Across the country, dozens of undocumented immigrants have sought refuge at churches, where they are typically safe from immigration enforcement. But in Siahaan’s case, at the time they moved into the house on church grounds in January, they had no reason to fear ICE would come after them, Sukemi said. They moved in to help take care of the church, which they have been attending for about six years.

“They are super active in the church — they show up for anything,” said the Rev. Kara Scroggins, the church pastor. “The Sunday before he was detained, I was in the church, and the whole family was cleaning and dusting. They’ve been there every week just caring for it, planting gardens outside. He told me the American flag was tattered and he was going to get a new one, so it could fly with more pride.”

Siahaan immigrated to the United States legally in 1989 on an A-3 visa to work as a driver in the Indonesian Embassy, Sukemi said. She followed a few years later, using the same visa to work as a nanny for diplomats’ families. But the couple overstayed their visas after they expired in the early 1990s.

For years they didn’t know what to do, Sukemi said. Their paths to legal residency seemed limited. On advice from an attorney, they applied for asylum on religious grounds in 2003. Siahaan is Christian, and religious minorities in majority-Muslim Indonesia have faced severe persecution; Sukemi later converted to Christianity from Islam.

But the deadline to apply for asylum had passed, and the attorney, who was later disbarred in Maryland for failure to properly represent asylum clients, failed to argue that the couple qualified for any exceptions.

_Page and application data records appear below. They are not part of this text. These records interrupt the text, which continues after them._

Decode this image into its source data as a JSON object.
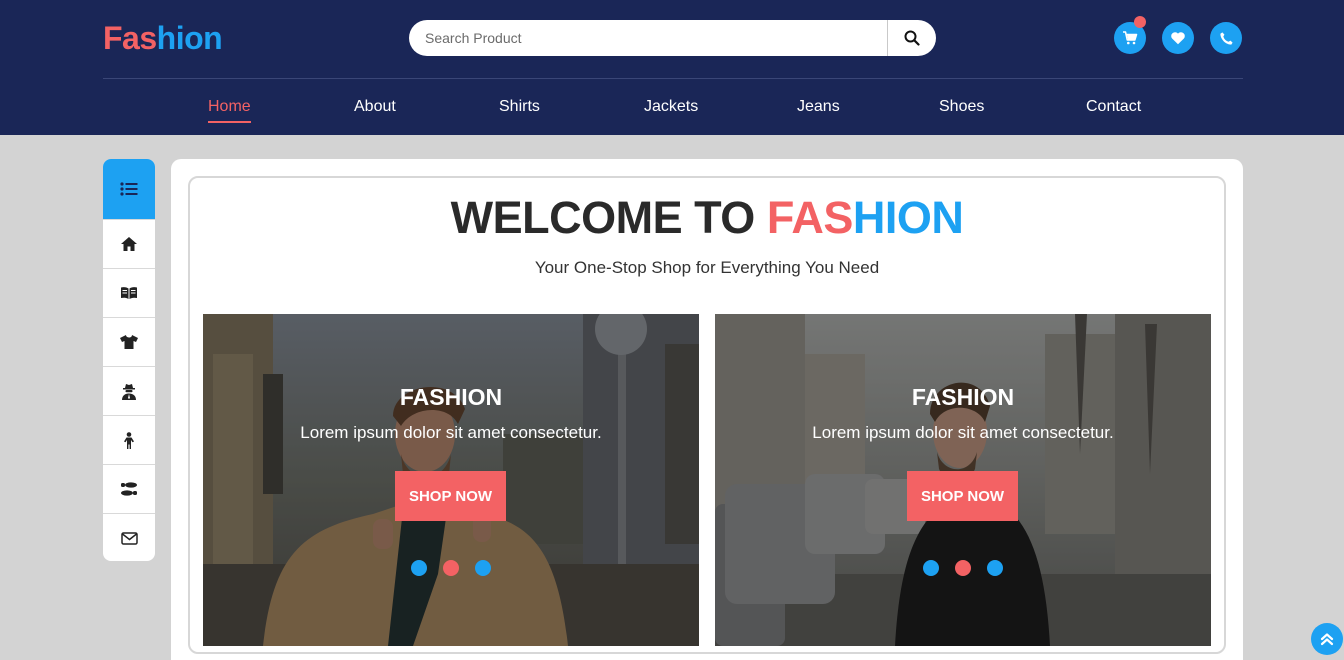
{
  "header": {
    "logo_part1": "Fas",
    "logo_part2": "hion",
    "search_placeholder": "Search Product",
    "icons": [
      "cart-icon",
      "heart-icon",
      "phone-icon"
    ]
  },
  "nav": {
    "items": [
      "Home",
      "About",
      "Shirts",
      "Jackets",
      "Jeans",
      "Shoes",
      "Contact"
    ],
    "active": "Home"
  },
  "sidebar": {
    "icons": [
      "list-icon",
      "home-icon",
      "book-open-icon",
      "shirt-icon",
      "user-secret-icon",
      "child-icon",
      "shoe-prints-icon",
      "envelope-icon"
    ]
  },
  "hero": {
    "title_part1": "WELCOME TO ",
    "title_part2": "FAS",
    "title_part3": "HION",
    "subtitle": "Your One-Stop Shop for Everything You Need"
  },
  "slides": [
    {
      "title": "FASHION",
      "text": "Lorem ipsum dolor sit amet consectetur.",
      "button": "SHOP NOW"
    },
    {
      "title": "FASHION",
      "text": "Lorem ipsum dolor sit amet consectetur.",
      "button": "SHOP NOW"
    }
  ],
  "colors": {
    "navy": "#1a2657",
    "accent_red": "#f36264",
    "accent_blue": "#1da1f2"
  }
}
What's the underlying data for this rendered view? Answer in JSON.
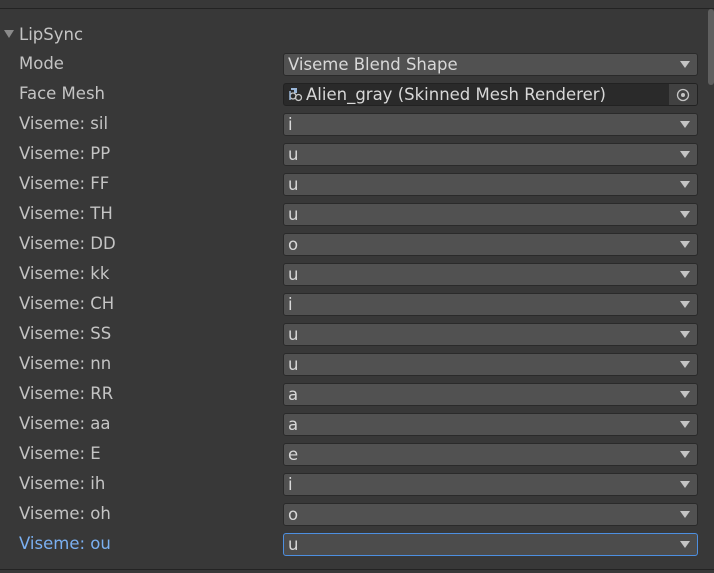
{
  "section": {
    "title": "LipSync",
    "expanded_icon": "foldout-expanded-arrow-icon"
  },
  "mode": {
    "label": "Mode",
    "value": "Viseme Blend Shape"
  },
  "face_mesh": {
    "label": "Face Mesh",
    "value": "Alien_gray (Skinned Mesh Renderer)",
    "icon": "skinned-mesh-renderer-icon",
    "picker_icon": "object-picker-icon"
  },
  "visemes": [
    {
      "label": "Viseme: sil",
      "value": "i"
    },
    {
      "label": "Viseme: PP",
      "value": "u"
    },
    {
      "label": "Viseme: FF",
      "value": "u"
    },
    {
      "label": "Viseme: TH",
      "value": "u"
    },
    {
      "label": "Viseme: DD",
      "value": "o"
    },
    {
      "label": "Viseme: kk",
      "value": "u"
    },
    {
      "label": "Viseme: CH",
      "value": "i"
    },
    {
      "label": "Viseme: SS",
      "value": "u"
    },
    {
      "label": "Viseme: nn",
      "value": "u"
    },
    {
      "label": "Viseme: RR",
      "value": "a"
    },
    {
      "label": "Viseme: aa",
      "value": "a"
    },
    {
      "label": "Viseme: E",
      "value": "e"
    },
    {
      "label": "Viseme: ih",
      "value": "i"
    },
    {
      "label": "Viseme: oh",
      "value": "o"
    },
    {
      "label": "Viseme: ou",
      "value": "u"
    }
  ],
  "colors": {
    "background": "#383838",
    "field": "#515151",
    "focus_border": "#4d8fe0",
    "focus_label": "#7bb0f1",
    "text": "#c4c4c4"
  }
}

They were ordered deported in 2005, after their appeal failed. By the time the couple was notified — in 2006, Scroggins said — both their children had been born. They decided to stay — and, in 2012, they entered into an “order of supervision” agreement with ICE that required them to check in regularly at the local field office.

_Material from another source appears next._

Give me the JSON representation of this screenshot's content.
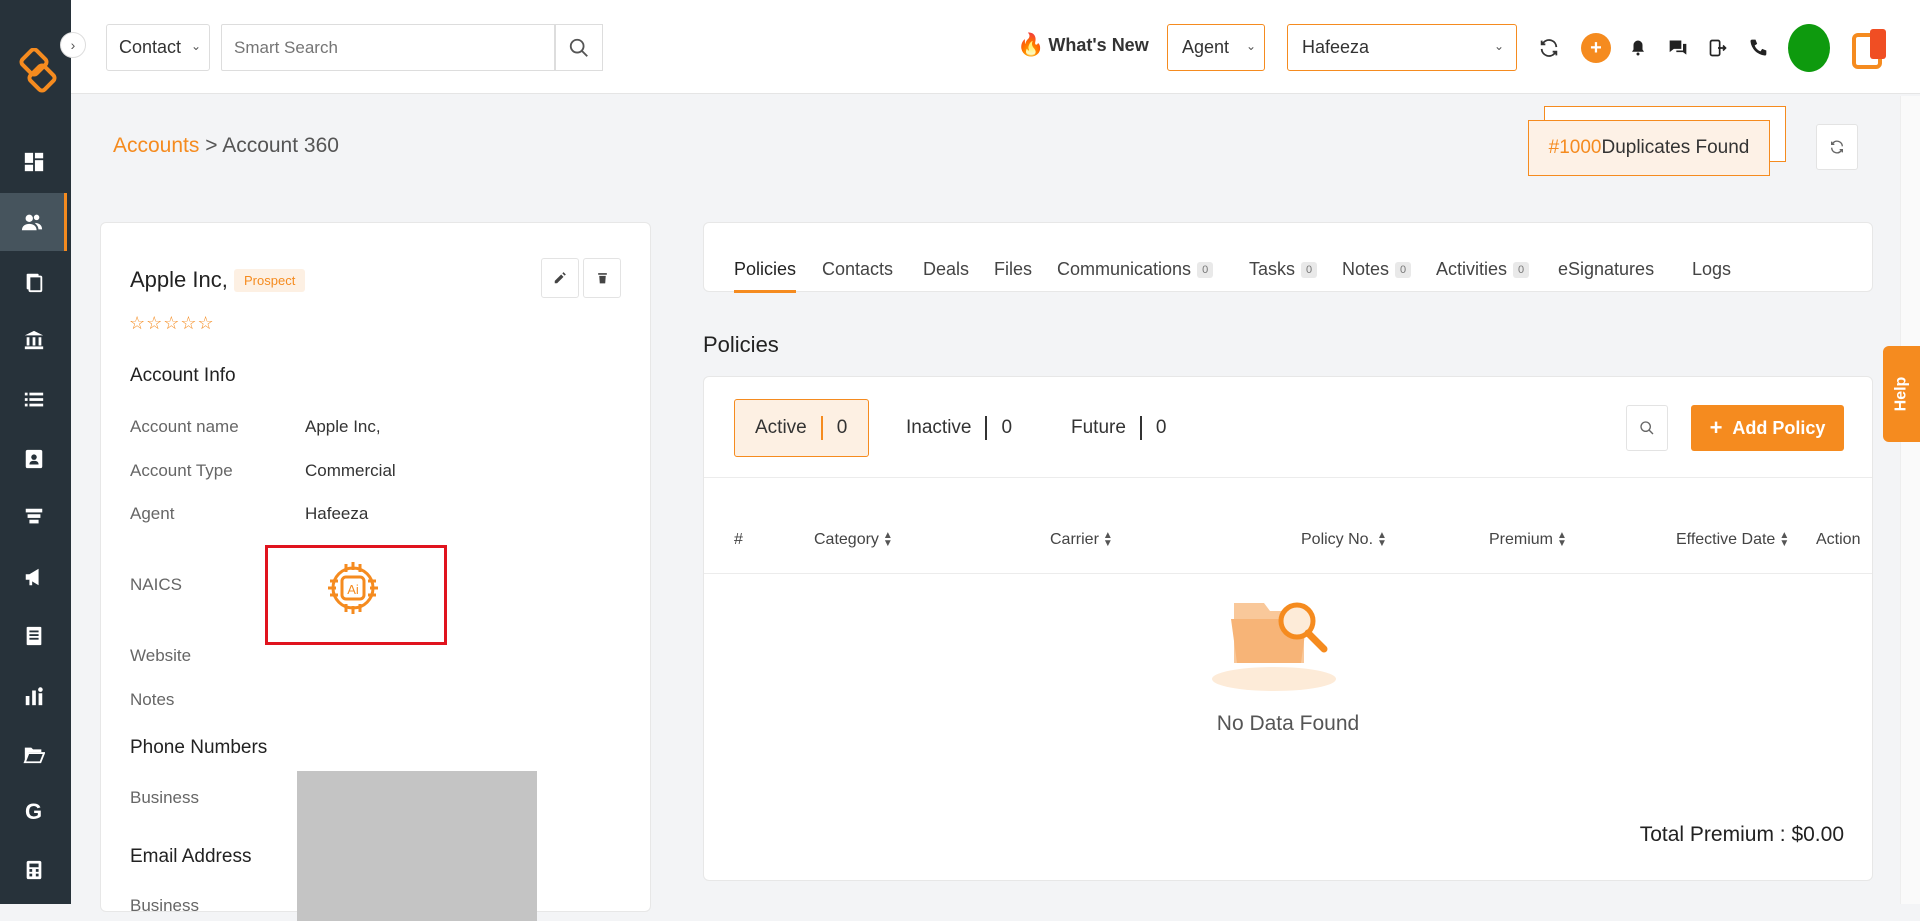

They complied for eight years without incident — until February, when ICE detained Siahaan during a routine check-in.

Bette Callet said she knew something wasn’t right when Siahaan, who earns money painting houses, didn’t show up at her home in Rockville for a job that morning. “It was so unlike him,” Callet said. “He was so trustworthy. I left town in February and gave him my key. Nobody has my key. He is just such an upstanding human being.”

Ramos Velasquez said that under President Trump’s administration, immigration attorneys have noticed orders of supervision being revoked more frequently. But she said she ispuzzled by why it happened in Siahaan’s case. “That’s the question we constantly ask ourselves: What changed? What brought this on?” she said. “We never received a clear response.”

The attorney said she hopes to reopen his original removal proceedings, arguing that Siahaan and Sukemi had ineffective counsel the first time. They will pursue asylum again, Ramos Velasquez said, arguing that persecution of Christians in Indonesia has intensified since their original application, leaving room for them to seek asylum again despite the missed deadline.

Sukemi said she cannot imagine returning to Indonesia after about three decades away, especially as a religious minority. Her children don’t speak the language. The schooling system would be unrecognizable. She wants them to go to college in America and wants her family to remain intact.

“I don’t know what to do,” she said. “We cannot go. We cannot stay. It’s hard for me. For a long time, I’m here, I’m working, and I have kids. This is my life.”

She grew upset as she recounted her recent phone call with Siahaan from the detention center: “They treat my husband like a criminal.” It was hard to hear him crying, she said.

“I just pray and pray and pray,” she said, “and I don’t know what will come after.”